Hurricane Relief Efforts and How You Can Help

A Haitian girl searches through the remnants of her home for possessions after it was destroyed by Hurricane Matthew in 2016
Haiti

Hurricanes, typhoons and tropical storms can wreak havoc even in developed nations. But they can be catastrophic in countries where there is widespread poverty, deforestation and inadequate emergency services.

Strong winds, heavy rain, tidal surges, flooding and mudslides can kill or injure thousands. Children and their families who live in coastal areas — or in poorly constructed housing — can become homeless for months. Ineffective evacuation plans can also put children and their families in danger.
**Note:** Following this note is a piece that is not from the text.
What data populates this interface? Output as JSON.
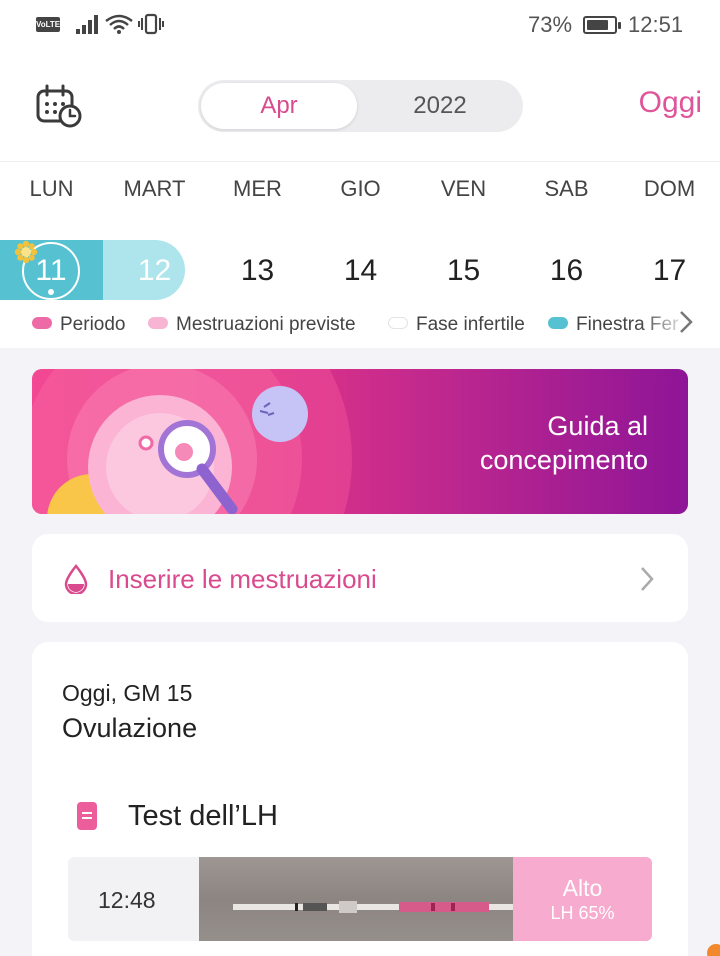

And in the aftermath of such extreme weather events, water-borne diseases like cholera can spread rapidly.

That's why UNICEF works to enhance emergency response in vulnerable communities before disaster strikes. These efforts are particularly focused in countries in Latin America and the Caribbean and in the South Pacific where sea levels are rising and storms are intensifying as a result of climate change

Hurricane Relief Efforts

After a storm hits, UNICEF's emergency response teams bring lifesaving relief: water purification tablets, vaccines and nutrition supplements for children and nursing mothers; tents and temporary shelters for families; school kits; counseling to help children deal with trauma and other services. UNICEF also works to reunite children who are separated from their parents.

And then UNICEF helps communities build back better by working with governments and other partners to improve education, strengthen health systems and enhance disaster preparedness.

Hurricane Donations

UNICEF USA supports UNICEF's hurricane relief efforts around the world primarily through fundraising. Contributions from supporters go directly to support UNICEF's emergency preparation, response and rebuilding efforts in vulnerable communities worldwide.

UNICEF USA has expanded its role in recent years by partnering to assist children and families affected by hurricanes that swept through parts of the U.S. After Hurricane Maria ravaged Puerto Rico in September 2017, UNICEF USA coordinated with UPS and other partners on the ground to deliver clean water and emergency supplies to affected families One year later, UNICEF USA was still on the ground assisting recovery efforts in storm-damaged communities. That support included helping to rehabilitate damaged homes.

After Hurricane Harvey swept through Texas in August 2017, affecting 13 million people — including 3 million children — UNICEF USA jumped in to assist with the response, helping partners bring immediate relief and longer-term support to those impacted. That support included providing learning materials and otherwise helping teachers set up in temporary classrooms so kids whose schools had been shut down by the storm could quickly get back to learning.

After Cyclone Idai swept through Mozambique and neighboring countries in March 2019, UNICEF worked with the Mozambique government and other partners to coordinate and scale up emergency response efforts and meet the urgent needs of affected children and families. The efforts focused on preventing a spike in malnutrition, identifying children who may have been orphaned from their families and getting children back to school. One month after the cyclone hit, UNICEF had successfully immunized 900,000 people against cholera, had begun distribution of 500,000 mosquito nets to protect children from malaria, and had helped restore the water supply for 500,000 people in the city of Beira. UNICEF also helped restore safe water, health care and education for those affected by the cyclone in Malawi and Zimbabwe.

Donations from UNICEF supporters make all of this possible.

Hurricane Relief Fund

UNICEF relies on donor support to fulfill its mission — to be there before, during and after disaster strikes. It's important to keep that support going on a continuous basis, so that UNICEF can pre-position supplies in advance of an emergency, and react quickly as situations escalate and needs change. UNICEF's supply operation is capable of mobilizing and delivering relief items within 48 to 72 hours — but donor support is critical, and setting up a monthly donation goes even further toward helping UNICEF sustain these activities. Giving monthly helps ensure that UNICEF has the necessary resources on standby to respond in real time to extreme weather events which are often unpredictable.

Help UNICEF bring lifesaving relief to children and families in need. Every donation counts. Give with confidence